"He won't make it through the night," he somehow managed to explain through his tears. "They're taking him off life support today."
"I thought he'd never live to see Santa," he wept. "But here's Santa. This is a Christmas miracle."
Santa learned upon walking into one room to deliver toys that the four-year old boy laying in the bed did not speak English. The boy's tired little eyes lit up as he lifted his head as best he could from his wrinkled pillow to listen as Santa spoke to him in Spanish.
In addition to delivering to hospitals and shelters, The Santa Response Team also helps families in need. Local PBA's often receive requests from families with special needs and their goal is to fulfill those wish lists.
One story involves a family of children now living in Northvale. Originally from Bergen County, they moved to Florida with their mother when their parents divorced. While in Florida, their mother became ill and died. While driving down to bring his children back home to New Jersey, their father was involved in a fatal car accident. The children are now living with their grandparents in Northvale.
Nicoletti said that the family came to the firehouse where the PBA's took care of every want on their wish list and then some.
By all accounts, Nicoletti said that this is the most successful year for toy donations. Participating PBA's hold local toy drives and deliver their collections to Closter where the Santa Response Team, along with an army of cops and volunteers, unload police cars, vans, trailers, and trucks and sort through all of the toys to bag them, load them onto more trucks and trailers and begin the process of delivering them.
Toys are also being delivered to victims of Hurricane Sandy in Moonachie, Little Ferry, Toms River and Seaside Heights.

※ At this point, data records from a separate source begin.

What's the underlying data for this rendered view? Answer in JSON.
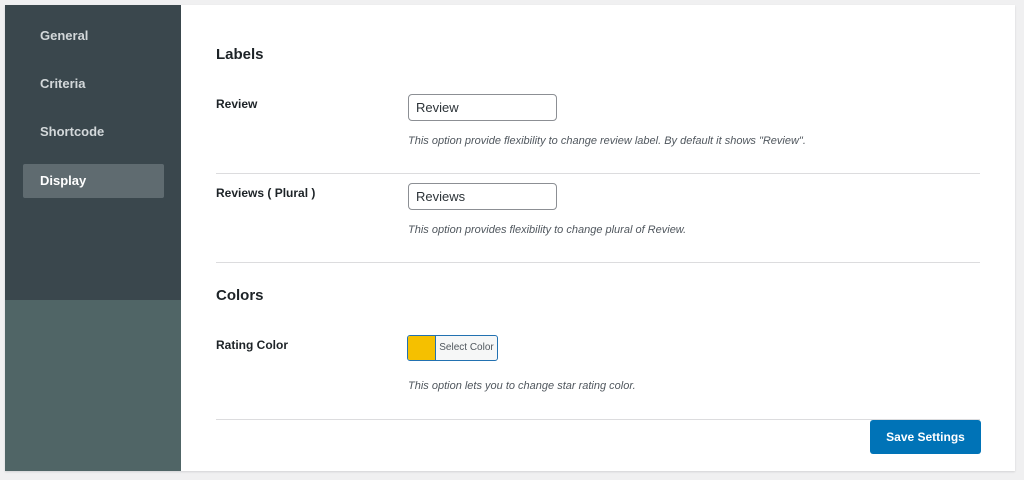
{
  "sidebar": {
    "items": [
      {
        "label": "General",
        "active": false
      },
      {
        "label": "Criteria",
        "active": false
      },
      {
        "label": "Shortcode",
        "active": false
      },
      {
        "label": "Display",
        "active": true
      }
    ]
  },
  "labels_section": {
    "title": "Labels",
    "review": {
      "label": "Review",
      "value": "Review",
      "description": "This option provide flexibility to change review label. By default it shows \"Review\"."
    },
    "reviews_plural": {
      "label": "Reviews ( Plural )",
      "value": "Reviews",
      "description": "This option provides flexibility to change plural of Review."
    }
  },
  "colors_section": {
    "title": "Colors",
    "rating_color": {
      "label": "Rating Color",
      "button_label": "Select Color",
      "color": "#f5c000",
      "description": "This option lets you to change star rating color."
    }
  },
  "actions": {
    "save_label": "Save Settings"
  },
  "theme": {
    "sidebar_dark": "#3a474d",
    "sidebar_light": "#506566",
    "accent": "#0073b7"
  }
}
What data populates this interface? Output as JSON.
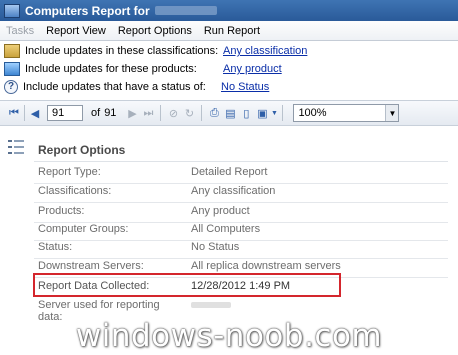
{
  "window": {
    "title": "Computers Report for"
  },
  "menu": {
    "items": [
      "Tasks",
      "Report View",
      "Report Options",
      "Run Report"
    ]
  },
  "filters": [
    {
      "label": "Include updates in these classifications:",
      "value": "Any classification"
    },
    {
      "label": "Include updates for these products:",
      "value": "Any product"
    },
    {
      "label": "Include updates that have a status of:",
      "value": "No Status"
    }
  ],
  "toolbar": {
    "current_page": "91",
    "of_label": "of",
    "total_pages": "91",
    "zoom": "100%"
  },
  "report": {
    "section_title": "Report Options",
    "rows": [
      {
        "key": "Report Type:",
        "value": "Detailed Report"
      },
      {
        "key": "Classifications:",
        "value": "Any classification"
      },
      {
        "key": "Products:",
        "value": "Any product"
      },
      {
        "key": "Computer Groups:",
        "value": "All Computers"
      },
      {
        "key": "Status:",
        "value": "No Status"
      },
      {
        "key": "Downstream Servers:",
        "value": "All replica downstream servers"
      },
      {
        "key": "Report Data Collected:",
        "value": "12/28/2012 1:49 PM"
      },
      {
        "key": "Server used for reporting data:",
        "value": ""
      }
    ]
  },
  "watermark": "windows-noob.com",
  "colors": {
    "title_bar": "#2a5a99",
    "link": "#0a2ea8",
    "highlight_border": "#d4262d"
  }
}
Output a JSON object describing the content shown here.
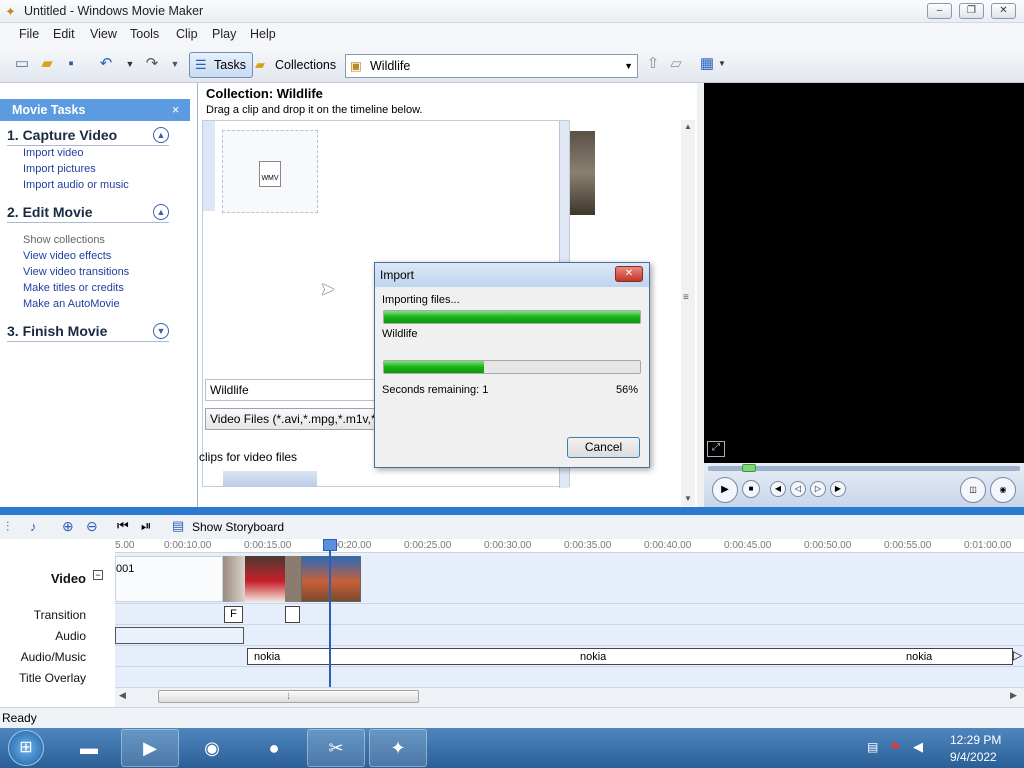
{
  "window": {
    "title": "Untitled - Windows Movie Maker"
  },
  "menu": [
    "File",
    "Edit",
    "View",
    "Tools",
    "Clip",
    "Play",
    "Help"
  ],
  "toolbar": {
    "tasks_label": "Tasks",
    "collections_label": "Collections",
    "collection_value": "Wildlife"
  },
  "movie_tasks": {
    "header": "Movie Tasks",
    "sections": [
      {
        "title": "1. Capture Video",
        "links": [
          "Import video",
          "Import pictures",
          "Import audio or music"
        ]
      },
      {
        "title": "2. Edit Movie",
        "links": [
          "Show collections",
          "View video effects",
          "View video transitions",
          "Make titles or credits",
          "Make an AutoMovie"
        ]
      },
      {
        "title": "3. Finish Movie",
        "links": []
      }
    ]
  },
  "collection": {
    "title": "Collection: Wildlife",
    "subtitle": "Drag a clip and drop it on the timeline below.",
    "thumb_label": "WMV",
    "file_name_value": "Wildlife",
    "file_type_value": "Video Files (*.avi,*.mpg,*.m1v,*.mp2",
    "clips_text": "clips for video files"
  },
  "import_dialog": {
    "title": "Import",
    "importing_label": "Importing files...",
    "overall_progress": 1.0,
    "file_label": "Wildlife",
    "file_progress": 0.39,
    "seconds_label": "Seconds remaining: 1",
    "percent": "56%",
    "cancel_label": "Cancel"
  },
  "timeline": {
    "storyboard_label": "Show Storyboard",
    "ruler": [
      "5.00",
      "0:00:10.00",
      "0:00:15.00",
      "0:00:20.00",
      "0:00:25.00",
      "0:00:30.00",
      "0:00:35.00",
      "0:00:40.00",
      "0:00:45.00",
      "0:00:50.00",
      "0:00:55.00",
      "0:01:00.00"
    ],
    "tracks": [
      "Video",
      "Transition",
      "Audio",
      "Audio/Music",
      "Title Overlay"
    ],
    "video_clip_text": "001",
    "transition_text": "F",
    "audio_clips": [
      "nokia",
      "nokia",
      "nokia"
    ]
  },
  "status": {
    "text": "Ready"
  },
  "taskbar": {
    "time": "12:29 PM",
    "date": "9/4/2022"
  }
}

The Wounded Warrior Project will also be receiving a delivery from the Santa Response Team.
On Friday, Nicoletti and members of the Santa Response Team are taking a truck up to Newtown, Connecticut where the Chief of Police has invited them to drop off toys for the families who lost children in the horrific school shooting massacre.
"The last thing on the minds of those families is Christmas shopping," Nicoletti said. "But many of them have other children. So, we're dropping off a big truck load of donated toys so they can do their shopping for free."
The following PBA's participated in this year's toy drive:
- Englewood Cliffs
- Franklin Lakes
- Fort Lee
- Harrington Park
- New Milford
- Old Tappan
- Park Ridge
- River Vale
- Rochelle Park
- Saddle Brook
- Washington Township
- Woodcliff Lake
- Bergen County Sheriff's Department
Businesses that donated their services to feed, transport the toys and keep the excitement high as the volunteers sorted through the thousands of toys today include:
Johnny Meatballs and Frankie Antipasto, Chef Bob Catering, Molly's Catering, Mr. Cupcake, Cupcake Cutie, Peters Transportation, Alpine Limo Service and DJ John Micalizzi.